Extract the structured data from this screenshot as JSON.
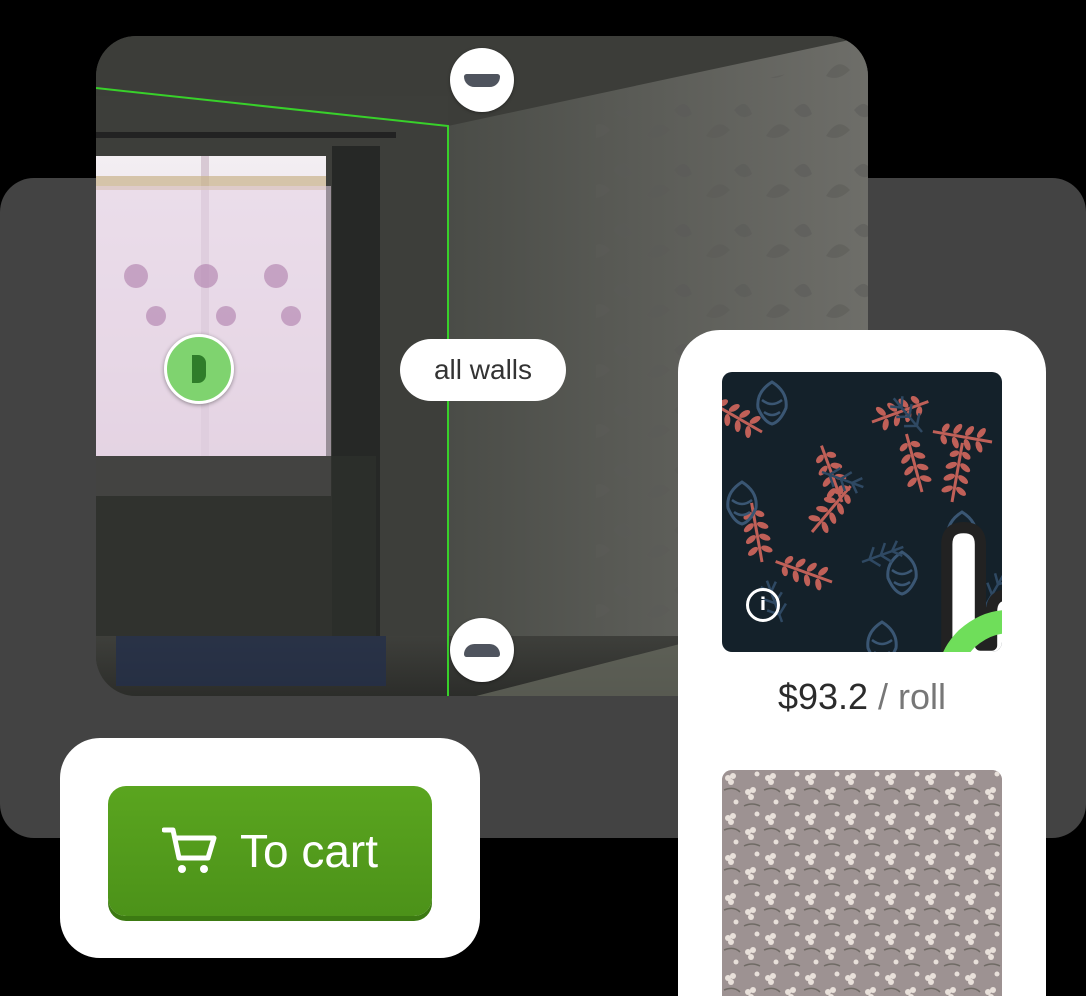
{
  "room_view": {
    "wall_selector_label": "all walls"
  },
  "cart": {
    "button_label": "To cart"
  },
  "product": {
    "price": "$93.2",
    "unit": " / roll",
    "info_icon_glyph": "i"
  },
  "colors": {
    "accent_green": "#4c9219",
    "pin_green": "#7fd36f",
    "heart_green": "#6fde5a",
    "swatch_dark": "#14212a"
  }
}
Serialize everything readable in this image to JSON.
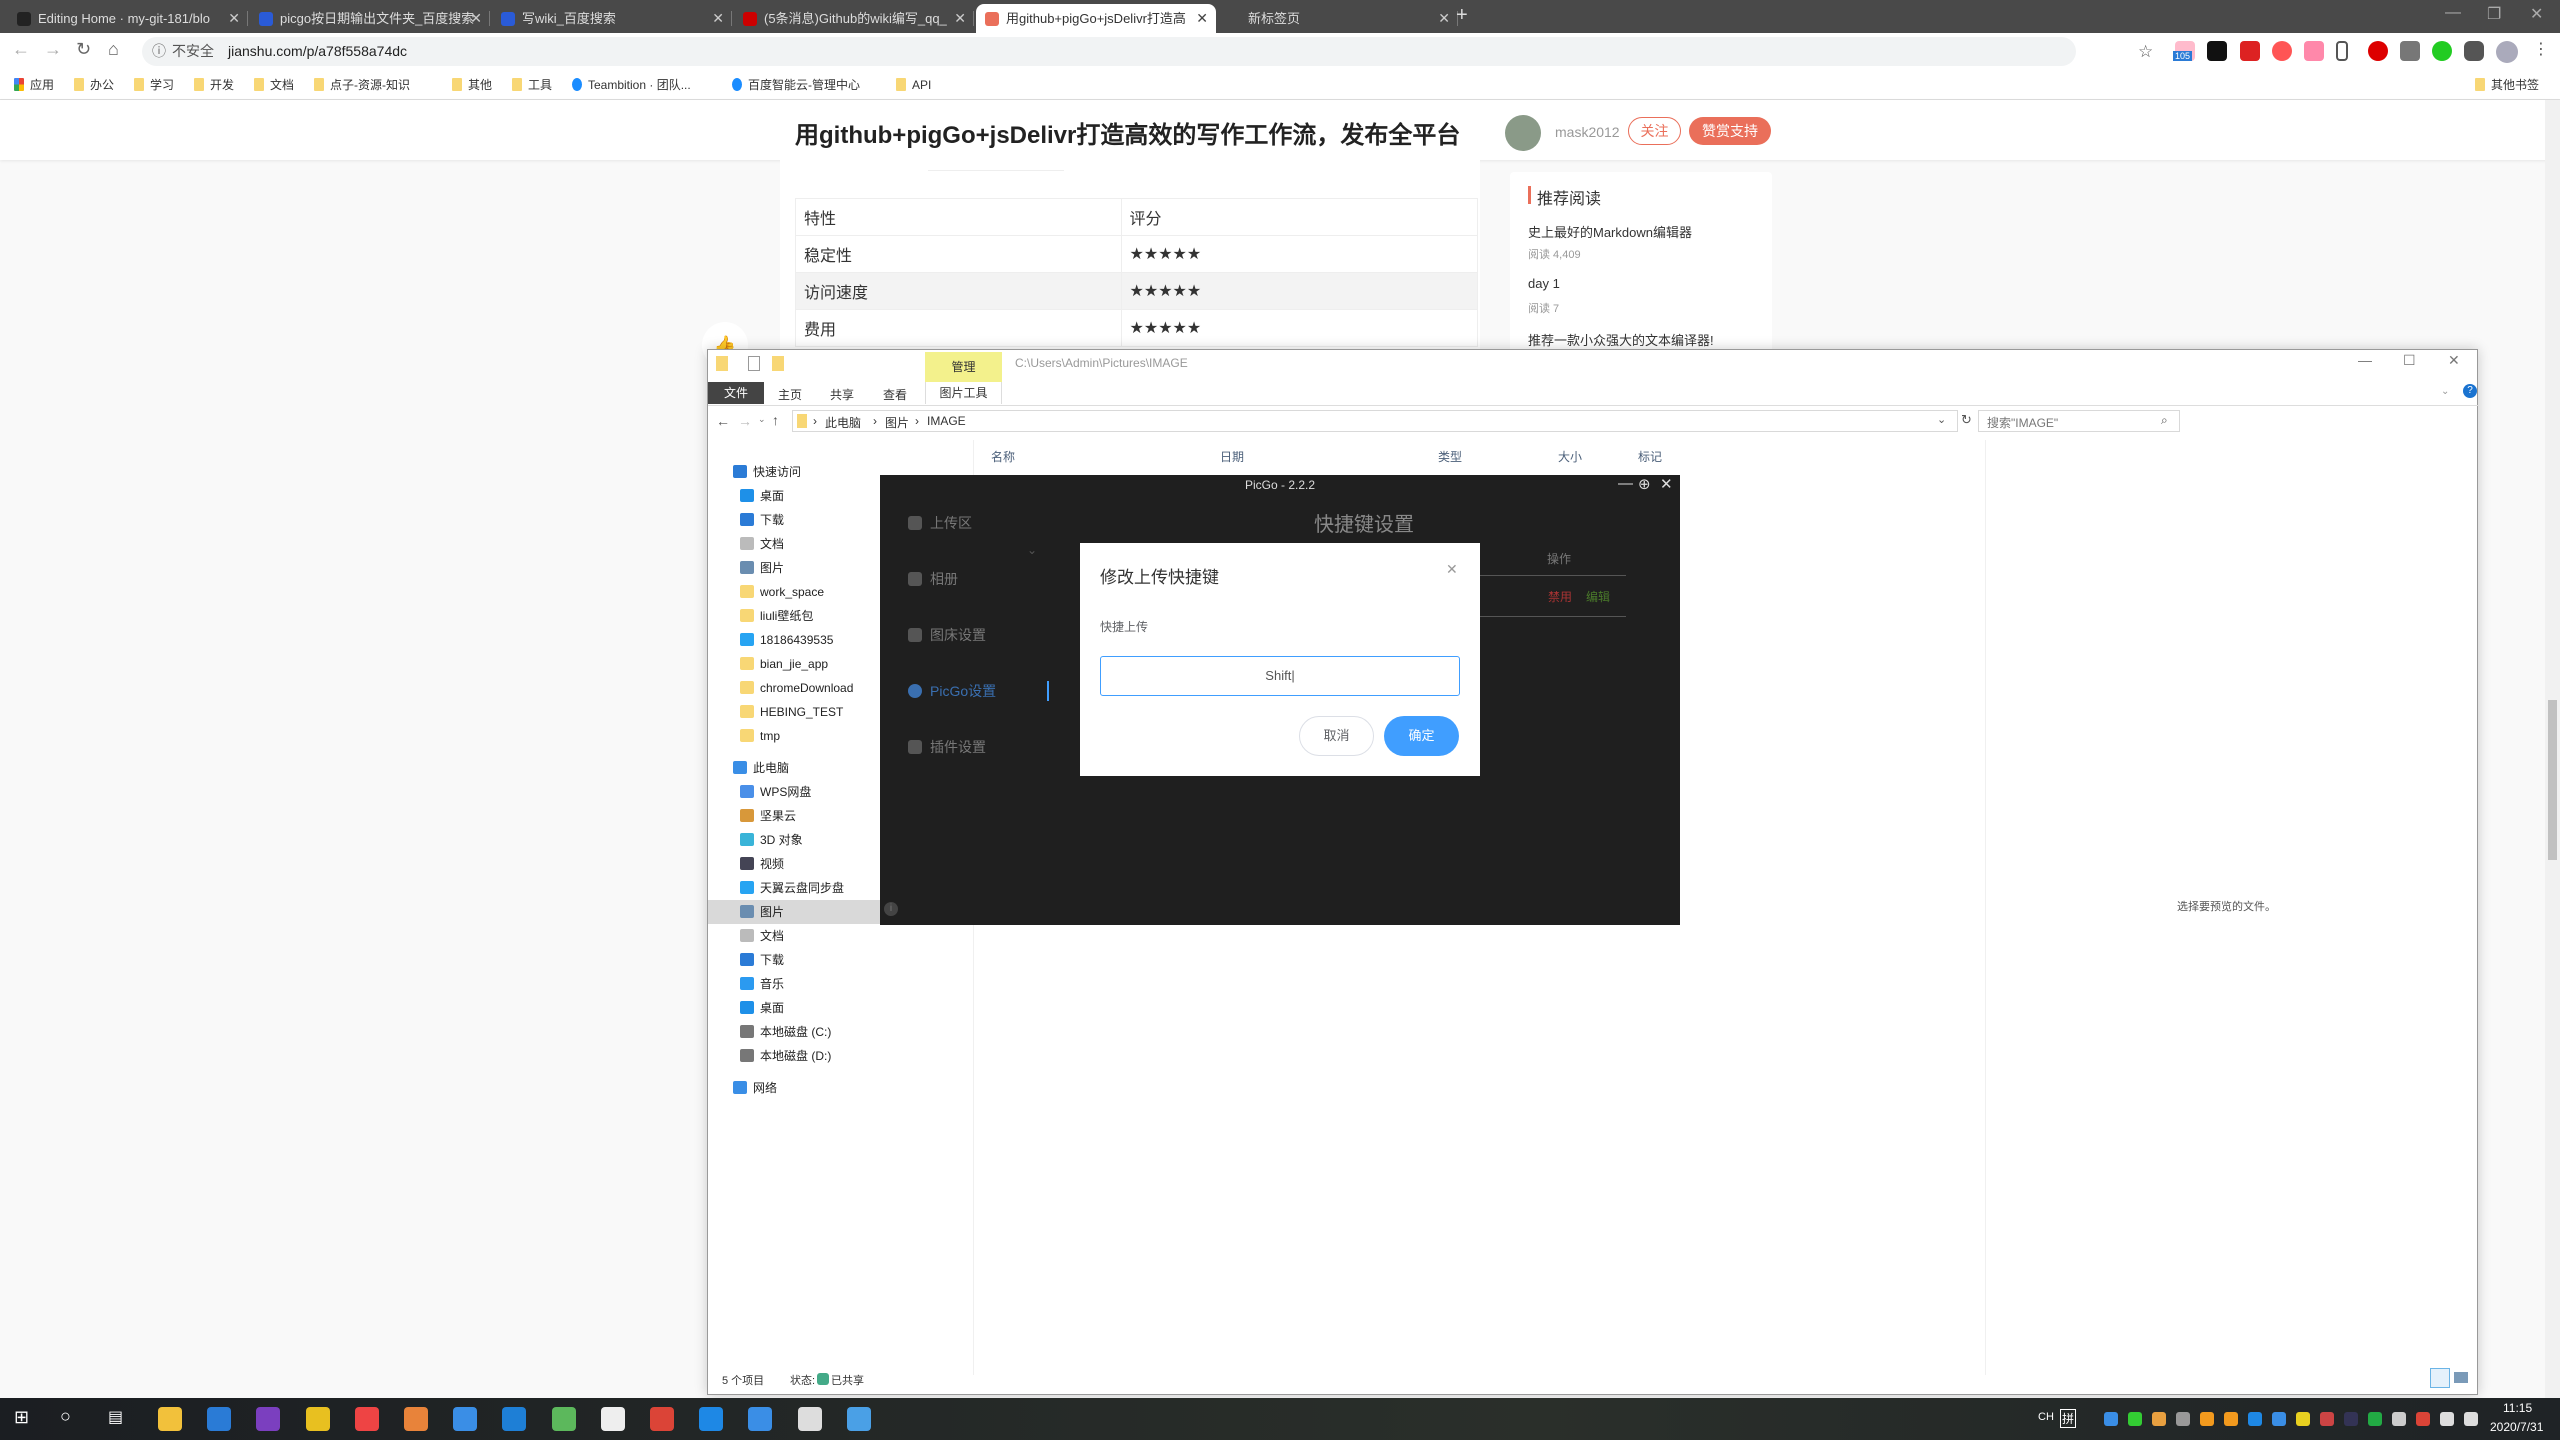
{
  "browser": {
    "tabs": [
      {
        "label": "Editing Home · my-git-181/blo",
        "color": "#222",
        "active": false
      },
      {
        "label": "picgo按日期输出文件夹_百度搜索",
        "color": "#2a5bd7",
        "active": false
      },
      {
        "label": "写wiki_百度搜索",
        "color": "#2a5bd7",
        "active": false
      },
      {
        "label": "(5条消息)Github的wiki编写_qq_",
        "color": "#c00",
        "active": false
      },
      {
        "label": "用github+pigGo+jsDelivr打造高",
        "color": "#ea6f5a",
        "active": true
      },
      {
        "label": "新标签页",
        "color": "",
        "active": false
      }
    ],
    "new_tab": "+",
    "security": "不安全",
    "url": "jianshu.com/p/a78f558a74dc",
    "ext_badge": "105",
    "bookmarks": [
      {
        "label": "应用",
        "type": "apps"
      },
      {
        "label": "办公",
        "type": "folder"
      },
      {
        "label": "学习",
        "type": "folder"
      },
      {
        "label": "开发",
        "type": "folder"
      },
      {
        "label": "文档",
        "type": "folder"
      },
      {
        "label": "点子-资源-知识",
        "type": "folder"
      },
      {
        "label": "其他",
        "type": "folder"
      },
      {
        "label": "工具",
        "type": "folder"
      },
      {
        "label": "Teambition · 团队...",
        "type": "site"
      },
      {
        "label": "百度智能云-管理中心",
        "type": "site"
      },
      {
        "label": "API",
        "type": "folder"
      }
    ],
    "other_bookmarks": "其他书签"
  },
  "page": {
    "title": "用github+pigGo+jsDelivr打造高效的写作工作流，发布全平台",
    "author": "mask2012",
    "follow": "关注",
    "reward": "赞赏支持",
    "table": {
      "headers": [
        "特性",
        "评分"
      ],
      "rows": [
        [
          "稳定性",
          "★★★★★"
        ],
        [
          "访问速度",
          "★★★★★"
        ],
        [
          "费用",
          "★★★★★"
        ]
      ]
    },
    "recommend": {
      "title": "推荐阅读",
      "items": [
        {
          "title": "史上最好的Markdown编辑器",
          "reads": "阅读 4,409"
        },
        {
          "title": "day 1",
          "reads": "阅读 7"
        },
        {
          "title": "推荐一款小众强大的文本编译器!",
          "reads": ""
        }
      ]
    }
  },
  "explorer": {
    "context_tab": "管理",
    "path_title": "C:\\Users\\Admin\\Pictures\\IMAGE",
    "ribbon_tabs": [
      "文件",
      "主页",
      "共享",
      "查看",
      "图片工具"
    ],
    "breadcrumb": [
      "此电脑",
      "图片",
      "IMAGE"
    ],
    "search_placeholder": "搜索\"IMAGE\"",
    "columns": [
      "名称",
      "日期",
      "类型",
      "大小",
      "标记"
    ],
    "nav": [
      {
        "label": "快速访问",
        "level": 0,
        "color": "#2b7bd6"
      },
      {
        "label": "桌面",
        "level": 1,
        "color": "#1e90e8"
      },
      {
        "label": "下载",
        "level": 1,
        "color": "#2b7bd6"
      },
      {
        "label": "文档",
        "level": 1,
        "color": "#bbb"
      },
      {
        "label": "图片",
        "level": 1,
        "color": "#6a8db0"
      },
      {
        "label": "work_space",
        "level": 1,
        "color": "#f8d775"
      },
      {
        "label": "liuli壁纸包",
        "level": 1,
        "color": "#f8d775"
      },
      {
        "label": "18186439535",
        "level": 1,
        "color": "#27a4f2"
      },
      {
        "label": "bian_jie_app",
        "level": 1,
        "color": "#f8d775"
      },
      {
        "label": "chromeDownload",
        "level": 1,
        "color": "#f8d775"
      },
      {
        "label": "HEBING_TEST",
        "level": 1,
        "color": "#f8d775"
      },
      {
        "label": "tmp",
        "level": 1,
        "color": "#f8d775"
      },
      {
        "label": "此电脑",
        "level": 0,
        "color": "#3a8ee6"
      },
      {
        "label": "WPS网盘",
        "level": 1,
        "color": "#4a8fe8"
      },
      {
        "label": "坚果云",
        "level": 1,
        "color": "#d8983a"
      },
      {
        "label": "3D 对象",
        "level": 1,
        "color": "#39b4d8"
      },
      {
        "label": "视频",
        "level": 1,
        "color": "#445"
      },
      {
        "label": "天翼云盘同步盘",
        "level": 1,
        "color": "#27a4f2"
      },
      {
        "label": "图片",
        "level": 1,
        "color": "#6a8db0",
        "selected": true
      },
      {
        "label": "文档",
        "level": 1,
        "color": "#bbb"
      },
      {
        "label": "下载",
        "level": 1,
        "color": "#2b7bd6"
      },
      {
        "label": "音乐",
        "level": 1,
        "color": "#2b9af0"
      },
      {
        "label": "桌面",
        "level": 1,
        "color": "#1e90e8"
      },
      {
        "label": "本地磁盘 (C:)",
        "level": 1,
        "color": "#777"
      },
      {
        "label": "本地磁盘 (D:)",
        "level": 1,
        "color": "#777"
      },
      {
        "label": "网络",
        "level": 0,
        "color": "#3a8ee6"
      }
    ],
    "preview_hint": "选择要预览的文件。",
    "status_count": "5 个项目",
    "status_state": "状态:",
    "status_shared": "已共享"
  },
  "picgo": {
    "title": "PicGo - 2.2.2",
    "menu": [
      {
        "label": "上传区"
      },
      {
        "label": "相册"
      },
      {
        "label": "图床设置"
      },
      {
        "label": "PicGo设置",
        "active": true
      },
      {
        "label": "插件设置"
      }
    ],
    "page_title": "快捷键设置",
    "col_action": "操作",
    "disable": "禁用",
    "edit": "编辑",
    "dialog": {
      "title": "修改上传快捷键",
      "label": "快捷上传",
      "value": "Shift",
      "cancel": "取消",
      "confirm": "确定"
    }
  },
  "taskbar": {
    "ime_lang": "CH",
    "ime_mode": "拼",
    "time": "11:15",
    "date": "2020/7/31"
  },
  "colors": {
    "accent": "#409eff",
    "jianshu": "#ea6f5a",
    "ribbon_context": "#f3f18c"
  }
}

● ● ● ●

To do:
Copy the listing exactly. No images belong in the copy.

Expected answer:
Extract the structured data from this screenshot as JSON.
{
  "room_view": {
    "wall_selector_label": "all walls"
  },
  "cart": {
    "button_label": "To cart"
  },
  "product": {
    "price": "$93.2",
    "unit": " / roll",
    "info_icon_glyph": "i"
  },
  "colors": {
    "accent_green": "#4c9219",
    "pin_green": "#7fd36f",
    "heart_green": "#6fde5a",
    "swatch_dark": "#14212a"
  }
}
Serialize everything readable in this image to JSON.
{
  "browser": {
    "tabs": [
      {
        "label": "Editing Home · my-git-181/blo",
        "color": "#222",
        "active": false
      },
      {
        "label": "picgo按日期输出文件夹_百度搜索",
        "color": "#2a5bd7",
        "active": false
      },
      {
        "label": "写wiki_百度搜索",
        "color": "#2a5bd7",
        "active": false
      },
      {
        "label": "(5条消息)Github的wiki编写_qq_",
        "color": "#c00",
        "active": false
      },
      {
        "label": "用github+pigGo+jsDelivr打造高",
        "color": "#ea6f5a",
        "active": true
      },
      {
        "label": "新标签页",
        "color": "",
        "active": false
      }
    ],
    "new_tab": "+",
    "security": "不安全",
    "url": "jianshu.com/p/a78f558a74dc",
    "ext_badge": "105",
    "bookmarks": [
      {
        "label": "应用",
        "type": "apps"
      },
      {
        "label": "办公",
        "type": "folder"
      },
      {
        "label": "学习",
        "type": "folder"
      },
      {
        "label": "开发",
        "type": "folder"
      },
      {
        "label": "文档",
        "type": "folder"
      },
      {
        "label": "点子-资源-知识",
        "type": "folder"
      },
      {
        "label": "其他",
        "type": "folder"
      },
      {
        "label": "工具",
        "type": "folder"
      },
      {
        "label": "Teambition · 团队...",
        "type": "site"
      },
      {
        "label": "百度智能云-管理中心",
        "type": "site"
      },
      {
        "label": "API",
        "type": "folder"
      }
    ],
    "other_bookmarks": "其他书签"
  },
  "page": {
    "title": "用github+pigGo+jsDelivr打造高效的写作工作流，发布全平台",
    "author": "mask2012",
    "follow": "关注",
    "reward": "赞赏支持",
    "table": {
      "headers": [
        "特性",
        "评分"
      ],
      "rows": [
        [
          "稳定性",
          "★★★★★"
        ],
        [
          "访问速度",
          "★★★★★"
        ],
        [
          "费用",
          "★★★★★"
        ]
      ]
    },
    "recommend": {
      "title": "推荐阅读",
      "items": [
        {
          "title": "史上最好的Markdown编辑器",
          "reads": "阅读 4,409"
        },
        {
          "title": "day 1",
          "reads": "阅读 7"
        },
        {
          "title": "推荐一款小众强大的文本编译器!",
          "reads": ""
        }
      ]
    }
  },
  "explorer": {
    "context_tab": "管理",
    "path_title": "C:\\Users\\Admin\\Pictures\\IMAGE",
    "ribbon_tabs": [
      "文件",
      "主页",
      "共享",
      "查看",
      "图片工具"
    ],
    "breadcrumb": [
      "此电脑",
      "图片",
      "IMAGE"
    ],
    "search_placeholder": "搜索\"IMAGE\"",
    "columns": [
      "名称",
      "日期",
      "类型",
      "大小",
      "标记"
    ],
    "nav": [
      {
        "label": "快速访问",
        "level": 0,
        "color": "#2b7bd6"
      },
      {
        "label": "桌面",
        "level": 1,
        "color": "#1e90e8"
      },
      {
        "label": "下载",
        "level": 1,
        "color": "#2b7bd6"
      },
      {
        "label": "文档",
        "level": 1,
        "color": "#bbb"
      },
      {
        "label": "图片",
        "level": 1,
        "color": "#6a8db0"
      },
      {
        "label": "work_space",
        "level": 1,
        "color": "#f8d775"
      },
      {
        "label": "liuli壁纸包",
        "level": 1,
        "color": "#f8d775"
      },
      {
        "label": "18186439535",
        "level": 1,
        "color": "#27a4f2"
      },
      {
        "label": "bian_jie_app",
        "level": 1,
        "color": "#f8d775"
      },
      {
        "label": "chromeDownload",
        "level": 1,
        "color": "#f8d775"
      },
      {
        "label": "HEBING_TEST",
        "level": 1,
        "color": "#f8d775"
      },
      {
        "label": "tmp",
        "level": 1,
        "color": "#f8d775"
      },
      {
        "label": "此电脑",
        "level": 0,
        "color": "#3a8ee6"
      },
      {
        "label": "WPS网盘",
        "level": 1,
        "color": "#4a8fe8"
      },
      {
        "label": "坚果云",
        "level": 1,
        "color": "#d8983a"
      },
      {
        "label": "3D 对象",
        "level": 1,
        "color": "#39b4d8"
      },
      {
        "label": "视频",
        "level": 1,
        "color": "#445"
      },
      {
        "label": "天翼云盘同步盘",
        "level": 1,
        "color": "#27a4f2"
      },
      {
        "label": "图片",
        "level": 1,
        "color": "#6a8db0",
        "selected": true
      },
      {
        "label": "文档",
        "level": 1,
        "color": "#bbb"
      },
      {
        "label": "下载",
        "level": 1,
        "color": "#2b7bd6"
      },
      {
        "label": "音乐",
        "level": 1,
        "color": "#2b9af0"
      },
      {
        "label": "桌面",
        "level": 1,
        "color": "#1e90e8"
      },
      {
        "label": "本地磁盘 (C:)",
        "level": 1,
        "color": "#777"
      },
      {
        "label": "本地磁盘 (D:)",
        "level": 1,
        "color": "#777"
      },
      {
        "label": "网络",
        "level": 0,
        "color": "#3a8ee6"
      }
    ],
    "preview_hint": "选择要预览的文件。",
    "status_count": "5 个项目",
    "status_state": "状态:",
    "status_shared": "已共享"
  },
  "picgo": {
    "title": "PicGo - 2.2.2",
    "menu": [
      {
        "label": "上传区"
      },
      {
        "label": "相册"
      },
      {
        "label": "图床设置"
      },
      {
        "label": "PicGo设置",
        "active": true
      },
      {
        "label": "插件设置"
      }
    ],
    "page_title": "快捷键设置",
    "col_action": "操作",
    "disable": "禁用",
    "edit": "编辑",
    "dialog": {
      "title": "修改上传快捷键",
      "label": "快捷上传",
      "value": "Shift",
      "cancel": "取消",
      "confirm": "确定"
    }
  },
  "taskbar": {
    "ime_lang": "CH",
    "ime_mode": "拼",
    "time": "11:15",
    "date": "2020/7/31"
  },
  "colors": {
    "accent": "#409eff",
    "jianshu": "#ea6f5a",
    "ribbon_context": "#f3f18c"
  }
}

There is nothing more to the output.